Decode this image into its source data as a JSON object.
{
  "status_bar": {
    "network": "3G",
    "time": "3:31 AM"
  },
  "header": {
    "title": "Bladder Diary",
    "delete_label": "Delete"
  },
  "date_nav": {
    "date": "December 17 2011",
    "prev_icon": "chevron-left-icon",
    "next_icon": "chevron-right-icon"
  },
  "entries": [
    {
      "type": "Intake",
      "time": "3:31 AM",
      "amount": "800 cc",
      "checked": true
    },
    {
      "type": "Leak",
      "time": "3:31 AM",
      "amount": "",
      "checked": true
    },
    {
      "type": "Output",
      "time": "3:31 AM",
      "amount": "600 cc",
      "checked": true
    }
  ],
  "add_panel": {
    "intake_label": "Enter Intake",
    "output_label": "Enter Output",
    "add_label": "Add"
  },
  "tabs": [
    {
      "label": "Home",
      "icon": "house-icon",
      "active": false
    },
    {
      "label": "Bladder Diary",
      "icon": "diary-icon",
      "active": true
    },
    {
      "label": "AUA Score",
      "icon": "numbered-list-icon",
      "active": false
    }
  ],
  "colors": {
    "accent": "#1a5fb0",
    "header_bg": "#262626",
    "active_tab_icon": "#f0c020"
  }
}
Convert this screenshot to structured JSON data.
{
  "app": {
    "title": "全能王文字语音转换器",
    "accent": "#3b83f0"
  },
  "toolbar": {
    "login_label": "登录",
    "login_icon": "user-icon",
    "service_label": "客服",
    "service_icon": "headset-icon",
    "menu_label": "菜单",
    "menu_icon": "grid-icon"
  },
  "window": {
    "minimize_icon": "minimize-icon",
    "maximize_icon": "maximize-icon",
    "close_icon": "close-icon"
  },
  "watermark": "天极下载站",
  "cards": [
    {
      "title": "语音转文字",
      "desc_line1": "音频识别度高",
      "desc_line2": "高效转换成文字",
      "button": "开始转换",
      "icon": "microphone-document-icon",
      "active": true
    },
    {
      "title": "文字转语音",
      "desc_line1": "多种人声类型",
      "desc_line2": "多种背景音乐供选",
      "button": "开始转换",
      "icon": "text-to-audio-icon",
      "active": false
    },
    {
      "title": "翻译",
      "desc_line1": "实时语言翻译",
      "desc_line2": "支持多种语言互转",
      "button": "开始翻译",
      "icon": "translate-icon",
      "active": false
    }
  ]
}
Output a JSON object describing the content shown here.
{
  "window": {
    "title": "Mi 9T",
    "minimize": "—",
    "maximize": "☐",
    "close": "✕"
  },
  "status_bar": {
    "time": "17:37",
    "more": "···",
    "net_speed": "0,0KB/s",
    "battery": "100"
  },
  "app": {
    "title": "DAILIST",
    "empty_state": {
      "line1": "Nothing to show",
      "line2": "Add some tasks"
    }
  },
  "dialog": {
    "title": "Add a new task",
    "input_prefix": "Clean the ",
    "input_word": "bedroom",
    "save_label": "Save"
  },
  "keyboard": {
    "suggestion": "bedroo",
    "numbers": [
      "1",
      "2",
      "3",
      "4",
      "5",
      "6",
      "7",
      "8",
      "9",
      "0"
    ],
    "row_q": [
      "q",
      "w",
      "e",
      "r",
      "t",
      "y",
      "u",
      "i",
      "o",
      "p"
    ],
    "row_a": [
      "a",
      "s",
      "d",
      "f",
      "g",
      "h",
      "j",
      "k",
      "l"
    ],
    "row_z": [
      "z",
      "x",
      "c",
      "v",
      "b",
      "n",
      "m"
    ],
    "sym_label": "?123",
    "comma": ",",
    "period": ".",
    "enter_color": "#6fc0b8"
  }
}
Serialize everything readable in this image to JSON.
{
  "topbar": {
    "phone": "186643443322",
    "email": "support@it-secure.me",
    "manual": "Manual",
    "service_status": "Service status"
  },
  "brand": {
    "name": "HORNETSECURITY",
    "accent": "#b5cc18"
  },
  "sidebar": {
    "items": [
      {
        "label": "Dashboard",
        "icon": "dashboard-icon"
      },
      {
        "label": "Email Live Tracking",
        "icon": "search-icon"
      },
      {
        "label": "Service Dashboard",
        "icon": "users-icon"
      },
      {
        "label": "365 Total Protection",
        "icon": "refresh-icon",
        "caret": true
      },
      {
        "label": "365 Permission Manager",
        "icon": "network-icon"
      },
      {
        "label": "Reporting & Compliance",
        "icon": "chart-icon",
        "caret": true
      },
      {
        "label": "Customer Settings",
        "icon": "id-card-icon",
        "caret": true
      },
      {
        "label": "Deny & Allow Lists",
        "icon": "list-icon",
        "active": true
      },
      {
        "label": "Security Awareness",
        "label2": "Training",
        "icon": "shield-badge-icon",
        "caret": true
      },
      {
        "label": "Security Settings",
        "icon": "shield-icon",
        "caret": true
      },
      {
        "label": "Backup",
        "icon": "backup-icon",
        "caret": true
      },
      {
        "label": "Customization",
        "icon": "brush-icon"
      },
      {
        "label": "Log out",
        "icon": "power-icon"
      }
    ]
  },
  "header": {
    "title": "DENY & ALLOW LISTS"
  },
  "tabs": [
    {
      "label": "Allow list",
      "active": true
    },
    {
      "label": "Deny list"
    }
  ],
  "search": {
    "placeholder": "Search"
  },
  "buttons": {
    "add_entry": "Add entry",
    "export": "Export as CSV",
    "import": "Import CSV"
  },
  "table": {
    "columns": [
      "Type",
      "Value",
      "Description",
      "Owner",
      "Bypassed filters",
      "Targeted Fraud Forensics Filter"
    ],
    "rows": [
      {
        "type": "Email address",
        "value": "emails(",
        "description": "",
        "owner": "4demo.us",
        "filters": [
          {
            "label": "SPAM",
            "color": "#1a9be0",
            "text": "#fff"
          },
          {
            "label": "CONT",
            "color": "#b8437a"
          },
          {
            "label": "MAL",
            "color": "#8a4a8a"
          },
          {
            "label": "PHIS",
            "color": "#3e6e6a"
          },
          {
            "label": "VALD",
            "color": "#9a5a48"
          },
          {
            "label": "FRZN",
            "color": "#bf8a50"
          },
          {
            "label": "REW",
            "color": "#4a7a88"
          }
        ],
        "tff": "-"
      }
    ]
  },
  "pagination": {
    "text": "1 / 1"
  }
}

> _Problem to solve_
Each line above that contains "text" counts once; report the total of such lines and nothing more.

> _Solution for this task_
3